(c) Definition of built-in loss. For purposes of this section, built-in loss means -

(1) Built-in loss as defined in section 1258(d)(3)(B); and

(2) If a taxpayer realizes gain or loss on any one position of a conversion transaction (for example, under section 1256), as of the date that gain or loss is realized, any unrecognized loss in any other position of the conversion transaction that is not disposed of, terminated, or treated as sold under any provision of the Code or regulations thereunder within 14 days of and within the same taxable year as the realization event.

(d) Examples. These examples illustrate this section:

Example 1.
Identified netting transaction with simultaneous actual dispositions. (i) On December 1, 1995, A purchases 1,000 shares of XYZ stock for $100,000 and enters into a forward contract to sell 1,000 shares of XYZ stock on November 30, 1997, for $110,000. The XYZ stock is actively traded as defined in § 1.1092(d)-1(a) and is a capital asset in A's hands. A maintains books and records on which, on December 1, 1995, it identifies the two positions as all the positions of a single conversion transaction. A owns no other XYZ stock. On December 1, 1996, when the applicable imputed income amount for the transaction is $7,000, A sells the 1,000 shares of XYZ stock for $95,000. On the same day, A terminates its forward contract with its counterparty, receiving $10,200. No dividends were received on the stock during the time it was part of the conversion transaction.

(ii) The XYZ stock and forward contract are positions of a conversion transaction. Under section 1258(c)(1), substantially all of A's expected return from the overall transaction is attributable to the time value of the net investment in the transaction. Under section 1258(c)(2)(B), the transaction is an applicable straddle as defined in section 1258(d)(1).

(iii) A disposed of or terminated all the positions of the conversion transaction within 14 days and within the same taxable year as required by paragraph (b)(1) of this section. The transaction is an identified netting transaction because it meets the identification requirement of paragraph (b)(2) of this section. Solely for purposes of section 1258(a), the $5,000 loss realized ($100,000 basis less $95,000 amount realized) on the disposition of the XYZ stock is netted against the $10,200 gain recognized on the disposition of the forward contract. Thus, the net gain from the conversion transaction for purposes of section 1258(a) is $5,200 ($10,200 gain less $5,000 loss). Only the $5,200 net gain is recharacterized as ordinary income under section 1258(a) even though the applicable imputed income amount is $7,000. For Federal tax purposes other than section 1258(a), A has recognized a $10,200 gain on the disposition of the forward contract ($5,200 of which is treated as ordinary income) and realized a separate $5,000 loss on the sale of the XYZ stock.
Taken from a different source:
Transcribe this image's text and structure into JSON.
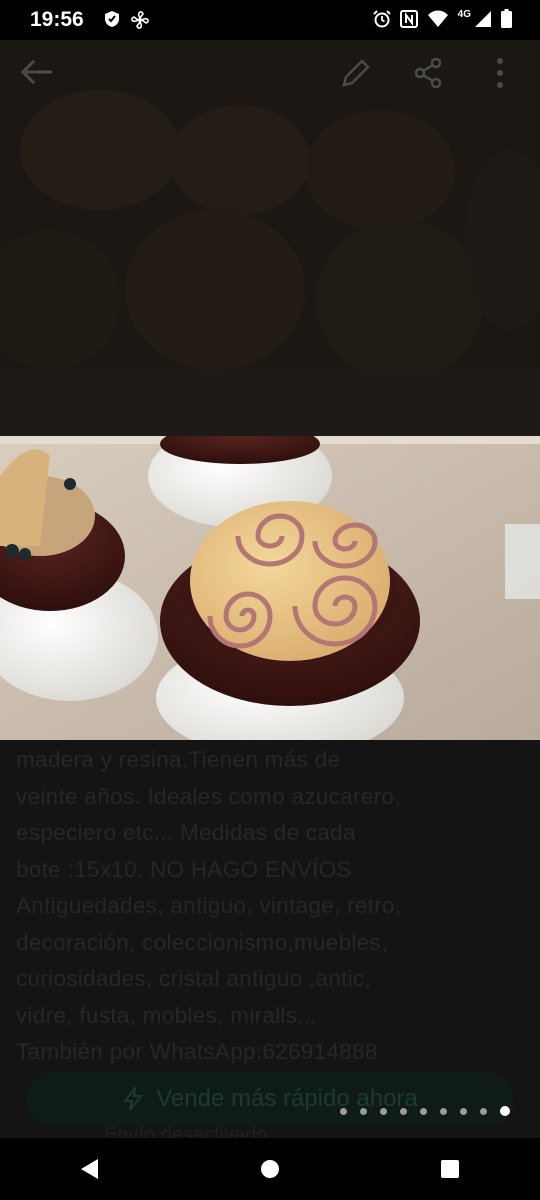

Example 2. Identified netting transaction with built-in loss.
(i) The facts are the same as in Example 1, except that A had purchased the XYZ stock for $104,000 on May 15, 1995. The XYZ stock had a fair market value of $100,000 on December 1, 1995, the date it became part of a conversion transaction.

(ii) The results are the same as in Example 1, except that A has built-in loss (in addition to the $5,000 loss that arose economically during the period of the conversion transaction), as defined in section 1258(d)(3)(B), of $4,000 on the XYZ stock. That $4,000 built-in loss is not netted against the $10,200 gain on the forward contract for purposes of section 1258(a). Thus, the net gain from the conversion transaction for purposes of section 1258(a) is $5,200, the same as in Example 1. The $4,000 built-in loss is recognized and has a character determined without regard to section 1258.

(e) Effective date and transition rule -

(1) In general. These regulations are effective for conversion transactions that are outstanding on or after December 21, 1995.

(2) Transition rule for identification requirements. In the case of a conversion transaction entered into before February 20, 1996, paragraph (b)(2) of this section is treated as satisfied if the identification is made before the close of business on February 20, 1996.

[T.D. 8649, 60 FR 66084, Dec. 21, 1995]